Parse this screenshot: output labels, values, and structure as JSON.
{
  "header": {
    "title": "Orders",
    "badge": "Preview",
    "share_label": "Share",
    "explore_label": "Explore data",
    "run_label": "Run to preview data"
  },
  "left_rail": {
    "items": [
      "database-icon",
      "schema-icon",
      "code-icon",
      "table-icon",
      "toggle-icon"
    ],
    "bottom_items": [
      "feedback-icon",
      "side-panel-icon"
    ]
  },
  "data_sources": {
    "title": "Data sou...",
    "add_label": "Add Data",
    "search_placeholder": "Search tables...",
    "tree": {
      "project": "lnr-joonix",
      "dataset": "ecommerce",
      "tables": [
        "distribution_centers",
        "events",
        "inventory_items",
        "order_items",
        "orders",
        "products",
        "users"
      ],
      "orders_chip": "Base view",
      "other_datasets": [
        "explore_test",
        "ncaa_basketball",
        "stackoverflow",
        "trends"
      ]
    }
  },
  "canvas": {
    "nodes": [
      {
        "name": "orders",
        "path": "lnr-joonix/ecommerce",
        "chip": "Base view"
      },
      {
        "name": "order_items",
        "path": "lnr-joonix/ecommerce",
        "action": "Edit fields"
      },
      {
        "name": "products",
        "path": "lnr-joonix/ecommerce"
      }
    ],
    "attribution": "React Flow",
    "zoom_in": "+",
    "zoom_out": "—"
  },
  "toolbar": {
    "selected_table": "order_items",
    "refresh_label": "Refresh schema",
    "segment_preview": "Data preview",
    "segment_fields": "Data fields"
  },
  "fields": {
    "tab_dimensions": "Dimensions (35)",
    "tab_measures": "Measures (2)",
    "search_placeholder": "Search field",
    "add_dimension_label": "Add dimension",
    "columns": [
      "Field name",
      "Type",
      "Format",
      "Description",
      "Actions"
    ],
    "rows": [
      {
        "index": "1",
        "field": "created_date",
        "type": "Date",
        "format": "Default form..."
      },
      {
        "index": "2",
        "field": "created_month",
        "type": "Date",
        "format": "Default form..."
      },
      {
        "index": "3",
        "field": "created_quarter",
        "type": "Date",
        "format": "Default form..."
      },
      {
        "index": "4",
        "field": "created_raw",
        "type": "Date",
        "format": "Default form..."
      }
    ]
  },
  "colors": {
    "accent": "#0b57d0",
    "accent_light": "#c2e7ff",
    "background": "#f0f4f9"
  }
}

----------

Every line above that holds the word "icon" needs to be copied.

> [Solved exercise]:
      "database-icon",
      "schema-icon",
      "code-icon",
      "table-icon",
      "toggle-icon"
      "feedback-icon",
      "side-panel-icon"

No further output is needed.